Wednesday, June 4, 2008

The Art of Racing in the Rain by Garth Stein

It should come as no surprise to anyone who knows me that I would read a book that was written from the POV of a dog. I am a dog person. Always have been. My first true friend was an imaginary collie named Poojie. Yes, I am a dog person. I loved Marley & Me. I currently am allowed to reside with two Labrador Retrievers. I raised Shetland Sheepdogs in my former married lifetime. Yes, I am a dog person.

So, I wept at the end of this book, even though we readers were put on alert as to how Enzo's own story would end.

Enzo travels from puppyhood, when Denny is an aspiring racecar driver, through Denny's marriage to Eve, the birth of Zoe, Eve's battle with brain cancer and her death, Denny's battle with in-laws for custody of Zoe, to Enzo's last days when Denny reaches the pinnacle of what Enzo has dreamed for him.

Enzo is the quintessential loyal Dog archetype. He's the ultimate companion in service to his master. He is Denny's amanuensis. (And Stein, his.) He serves as the mirror for Denny's fears of "not belonging or of not being approved of," as Jamie Sams puts Dog Medicine in her Medicine Cards. Enzo believes in Denny, even when Denny does not. He is Dog.

But Enzo longs to be a human. He envies our opposable thumbs and flexible tongues.
He has, as he often says, only gestures. Oh, but he does use those gestures well! i.e. when he tears custody papers from Denny's hands and ultimately lifts a leg on them. Ah, yes, he uses gestures very well!

I remember when our 7 year old Black Lab, Dusty, was just a pup. Dusty terrorized the house with his chewing. Everything went into his mouth. He chewed a hole in the wall, razor blades, underwear, jewelry and - horrors! - books! The Old Goober and I would holler at him and, eventually, when Dusty realized the hollering was directed at him, he would settle down with a look of guilt in those large brown eyes.

One particularly bright and shiny autumn afternoon Dusty leapt onto the couch, tipping it towards the window and began his "Squirrel, get off the Boss's property!" bark. I thought he and the couch were going straight through the window after our resident pesky tree rodent. It was then I also saw the masticated end of a throw pillow, it's guts spilling out onto the couch.

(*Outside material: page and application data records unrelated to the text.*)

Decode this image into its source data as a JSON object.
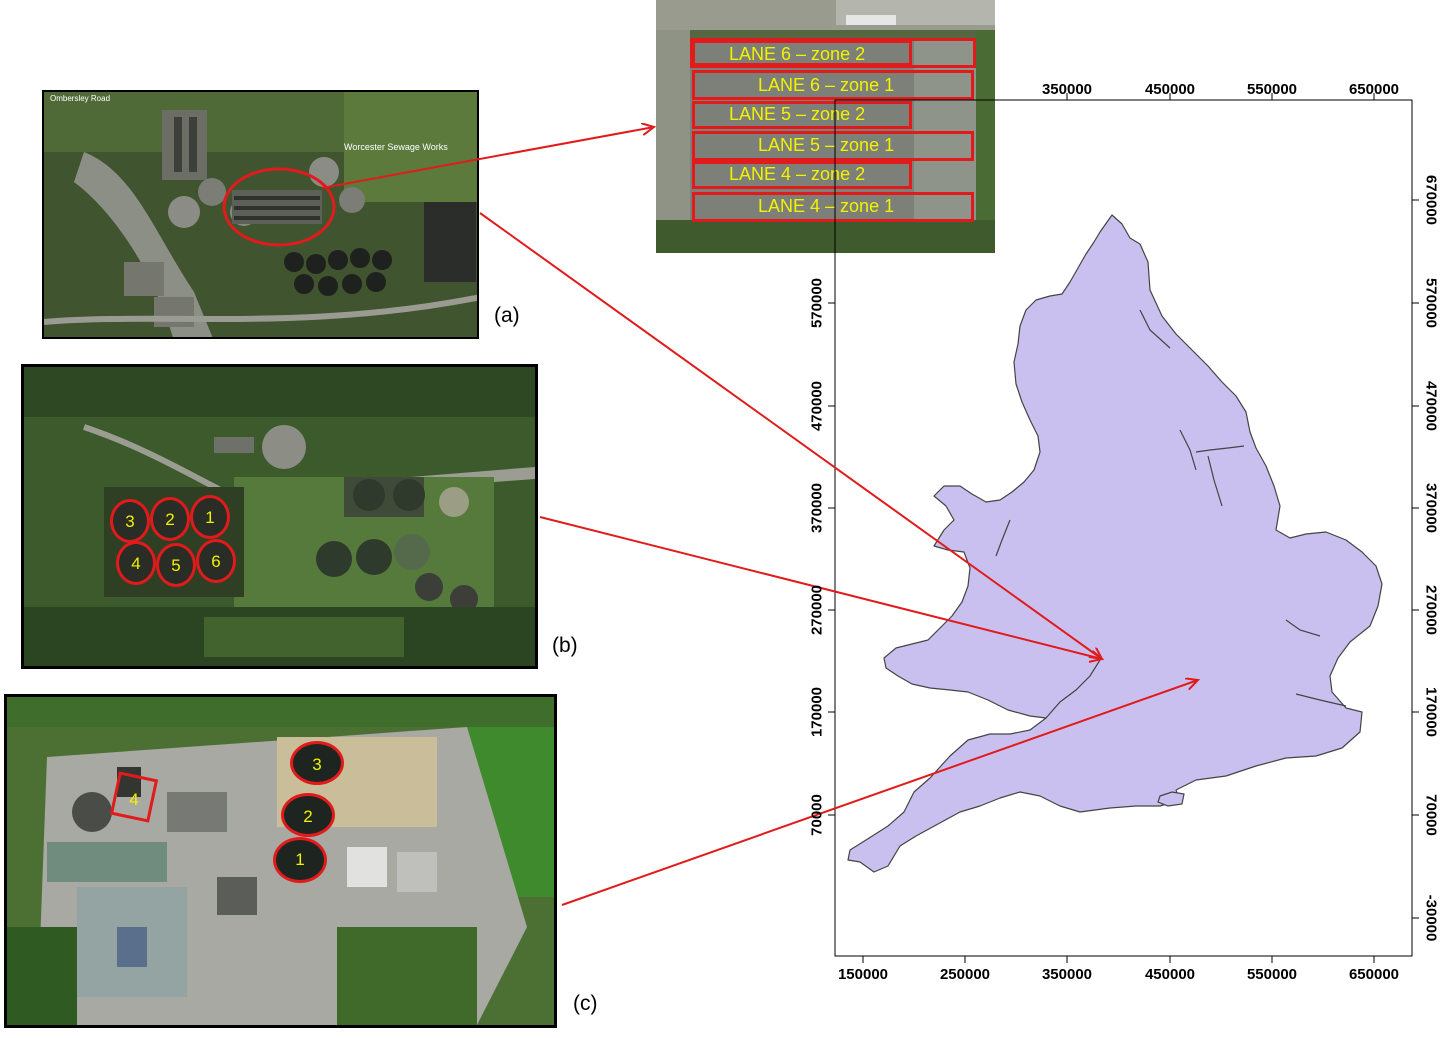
{
  "captions": {
    "a": "(a)",
    "b": "(b)",
    "c": "(c)"
  },
  "site_a_labels": {
    "sign": "Worcester Sewage Works",
    "road": "Ombersley Road"
  },
  "lanes": [
    "LANE 6 – zone 2",
    "LANE 6 – zone 1",
    "LANE 5 – zone 2",
    "LANE 5 – zone 1",
    "LANE 4 – zone 2",
    "LANE 4 – zone 1"
  ],
  "site_b_tanks": [
    "3",
    "2",
    "1",
    "4",
    "5",
    "6"
  ],
  "site_c_tanks": [
    "3",
    "2",
    "1",
    "4"
  ],
  "map": {
    "x_ticks": [
      "150000",
      "250000",
      "350000",
      "450000",
      "550000",
      "650000"
    ],
    "y_ticks": [
      "670000",
      "570000",
      "470000",
      "370000",
      "270000",
      "170000",
      "70000",
      "-30000"
    ],
    "y_ticks_left": [
      "570000",
      "470000",
      "370000",
      "270000",
      "170000",
      "70000"
    ],
    "x_ticks_top": [
      "350000",
      "450000",
      "550000",
      "650000"
    ],
    "fill_color": "#c9c0ef",
    "edge_color": "#444444"
  },
  "colors": {
    "highlight": "#e11b1b",
    "label_text": "#f2f200",
    "arrow": "#e11b1b"
  }
}
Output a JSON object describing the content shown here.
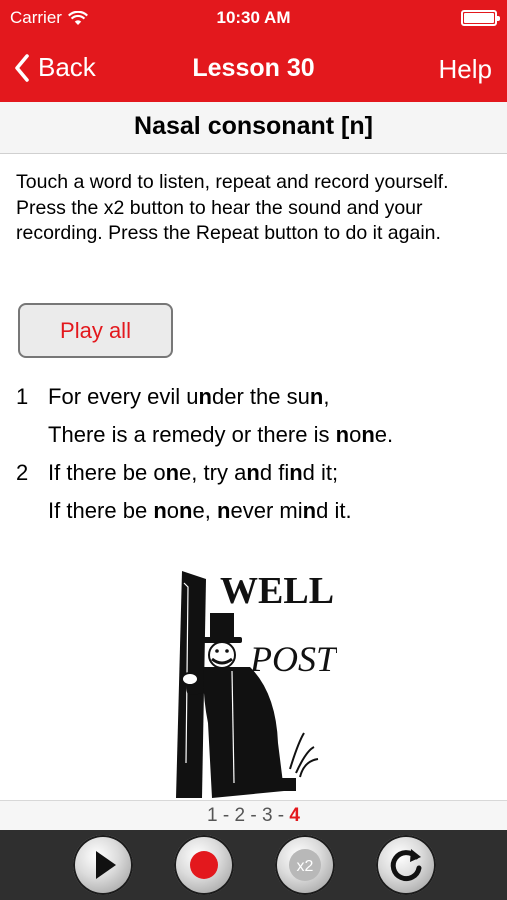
{
  "status": {
    "carrier": "Carrier",
    "time": "10:30 AM"
  },
  "nav": {
    "back": "Back",
    "title": "Lesson 30",
    "help": "Help"
  },
  "header": {
    "title": "Nasal consonant [n]"
  },
  "instructions": "Touch a word to listen, repeat and record yourself. Press the x2 button to hear the sound and your recording. Press the Repeat button to do it again.",
  "play_all": "Play all",
  "phrases": [
    {
      "num": "1",
      "lines": [
        [
          "For",
          " ",
          "every",
          " ",
          "evil",
          " ",
          "under",
          " ",
          "the",
          " ",
          "sun,"
        ],
        [
          "There",
          " ",
          "is",
          " ",
          "a",
          " ",
          "remedy",
          " ",
          "or",
          " ",
          "there",
          " ",
          "is",
          " ",
          "none."
        ]
      ]
    },
    {
      "num": "2",
      "lines": [
        [
          "If",
          " ",
          "there",
          " ",
          "be",
          " ",
          "one,",
          " ",
          "try",
          " ",
          "and",
          " ",
          "find",
          " ",
          "it;"
        ],
        [
          "If",
          " ",
          "there",
          " ",
          "be",
          " ",
          "none,",
          " ",
          "never",
          " ",
          "mind",
          " ",
          "it."
        ]
      ]
    }
  ],
  "illustration": {
    "text_line1": "WELL",
    "text_line2": "POST"
  },
  "pager": {
    "pages": [
      "1",
      "2",
      "3"
    ],
    "current": "4"
  },
  "controls": {
    "icons": [
      "play-icon",
      "record-icon",
      "x2-icon",
      "repeat-icon"
    ],
    "x2_label": "x2"
  },
  "colors": {
    "brand_red": "#e3181d",
    "controls_bg": "#2f2f2f"
  }
}
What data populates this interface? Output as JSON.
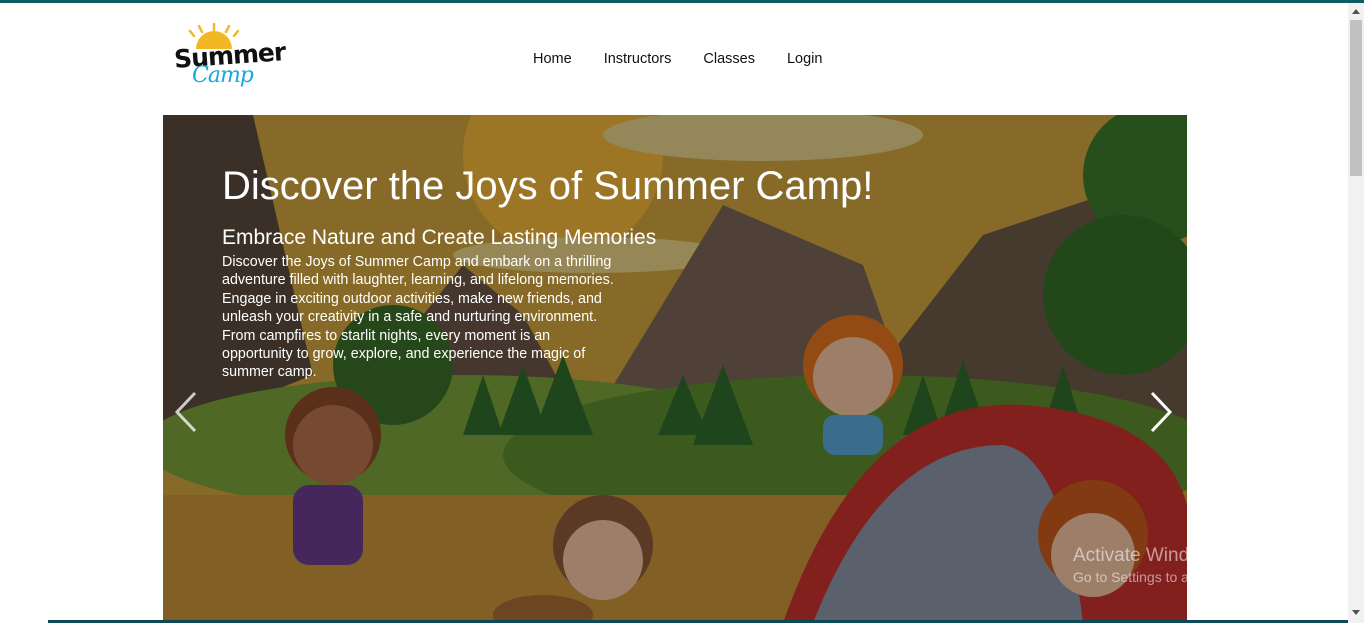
{
  "logo": {
    "line1": "Summer",
    "line2": "Camp",
    "colors": {
      "sun": "#f2b824",
      "word1": "#111111",
      "word2": "#1ba8d9"
    }
  },
  "nav": {
    "items": [
      {
        "label": "Home"
      },
      {
        "label": "Instructors"
      },
      {
        "label": "Classes"
      },
      {
        "label": "Login"
      }
    ]
  },
  "hero": {
    "title": "Discover the Joys of Summer Camp!",
    "subtitle": "Embrace Nature and Create Lasting Memories",
    "text": "Discover the Joys of Summer Camp and embark on a thrilling adventure filled with laughter, learning, and lifelong memories. Engage in exciting outdoor activities, make new friends, and unleash your creativity in a safe and nurturing environment. From campfires to starlit nights, every moment is an opportunity to grow, explore, and experience the magic of summer camp."
  },
  "carousel": {
    "prev_icon": "chevron-left-icon",
    "next_icon": "chevron-right-icon"
  },
  "watermark": {
    "line1": "Activate Windows",
    "line2": "Go to Settings to activate Windows."
  },
  "colors": {
    "top_border": "#0d5c63",
    "hero_text": "#ffffff"
  }
}
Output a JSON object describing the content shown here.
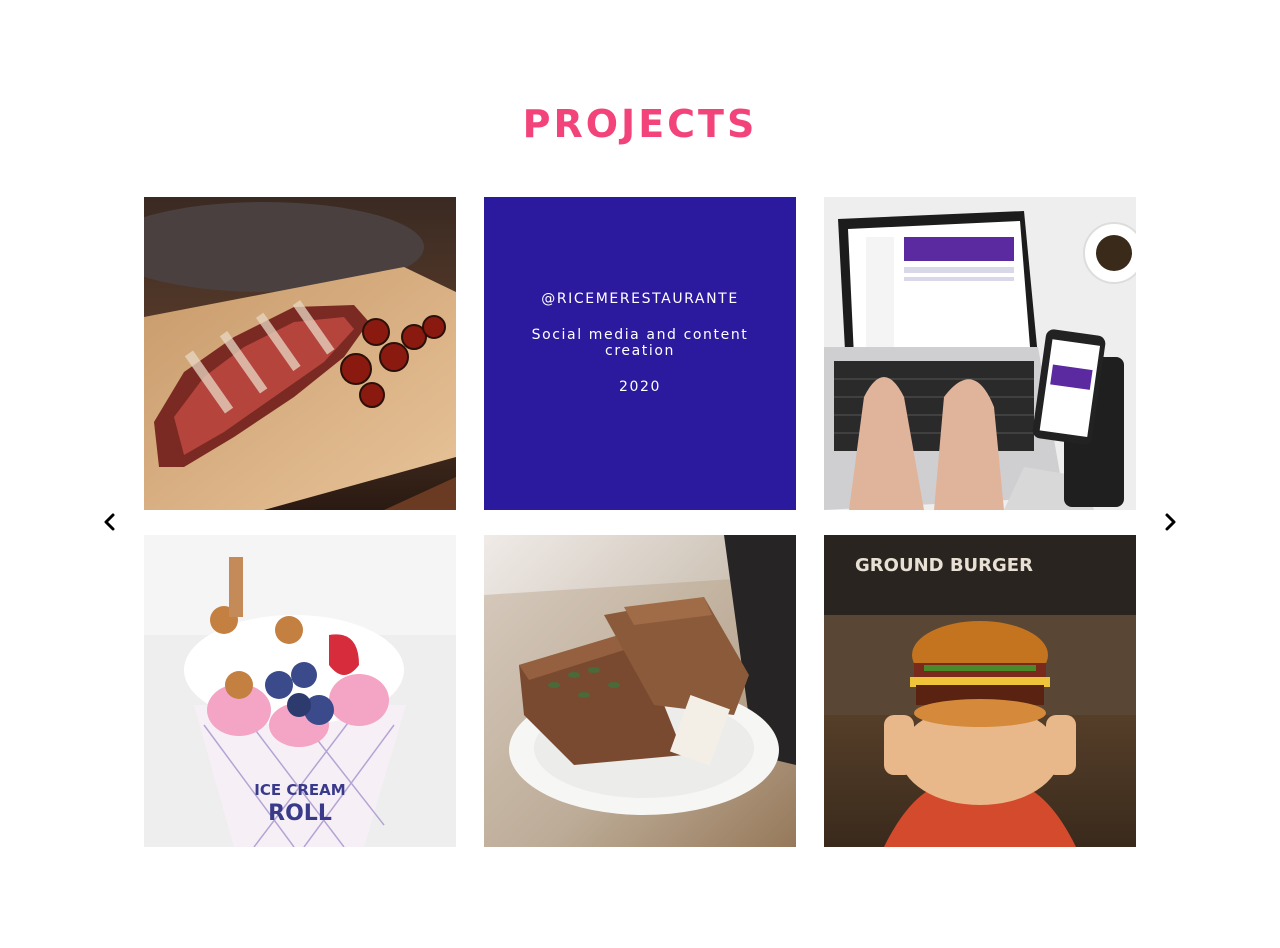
{
  "section": {
    "title": "PROJECTS"
  },
  "gallery": {
    "items": [
      {
        "kind": "image",
        "icon": "steak-photo",
        "description_visible": false
      },
      {
        "kind": "info",
        "handle": "@RICEMERESTAURANTE",
        "description": "Social media and content creation",
        "year": "2020"
      },
      {
        "kind": "image",
        "icon": "laptop-photo"
      },
      {
        "kind": "image",
        "icon": "ice-cream-roll-photo",
        "cup_text_top": "ICE CREAM",
        "cup_text_bottom": "ROLL"
      },
      {
        "kind": "image",
        "icon": "bread-photo"
      },
      {
        "kind": "image",
        "icon": "burger-photo",
        "sign_text": "GROUND BURGER"
      }
    ],
    "nav": {
      "prev_icon": "chevron-left-icon",
      "next_icon": "chevron-right-icon"
    }
  },
  "colors": {
    "title": "#f2447a",
    "info_tile_bg": "#2c1a9e",
    "info_text": "#ffffff"
  }
}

I instantly had a flash of Dusty in a straight-jacket and I heard in my head, "But I don't have any hands! And there is so much out there to experience! All I have is my mouth!"

Indeed. All a dog has is gestures.

This, fortunately for us, makes Enzo a keen observer of his human family and he shares their story with us.

However, I've been arguing with myself whether Enzo's dog-sight keeps him from seeing anyone but Denny as no more than a two-dimensional character. Denny's in-laws, the Twins as Enzo dubs them, certainly suffer from being the stereotypical evil in-laws out to control the life of their progeny. Perhaps it's that Enzo watches too much television? I don't know. I can't help but feel as if there was much more to this story that got edited out somewhere along the line. I would have loved more of Eve in particular. Why did she succumb to her parents' manipulation so easily? More depth would have made this a truly remarkable book. As it is, it is a pleasant read.


Michelle said...

Lovely write up on what sounds a really worthwhile read (as a fellow dog lover of course! *grin*)

I love the books from animal perspectives. Not everyone carries it off well. I enjoyed Watership Down and the Plague Dogs by... urgh... same author.

but I read an enormous book told from the view of moles that was just as dark and heavy-going as digging through mud.

bnavta said...

Michelle ~
Thanks! Sorry it took so long for me to respond. Somehow, your comments whizzed by me.

It is a worthwhile read. Quite humorous and so DOG. I could easily picture Enzo and our Dusty commiserating on their lives with humans. :o)

Moles? While I obviously enjoy stories from an animal's perspective, it would seem moles would have a very dark view of life.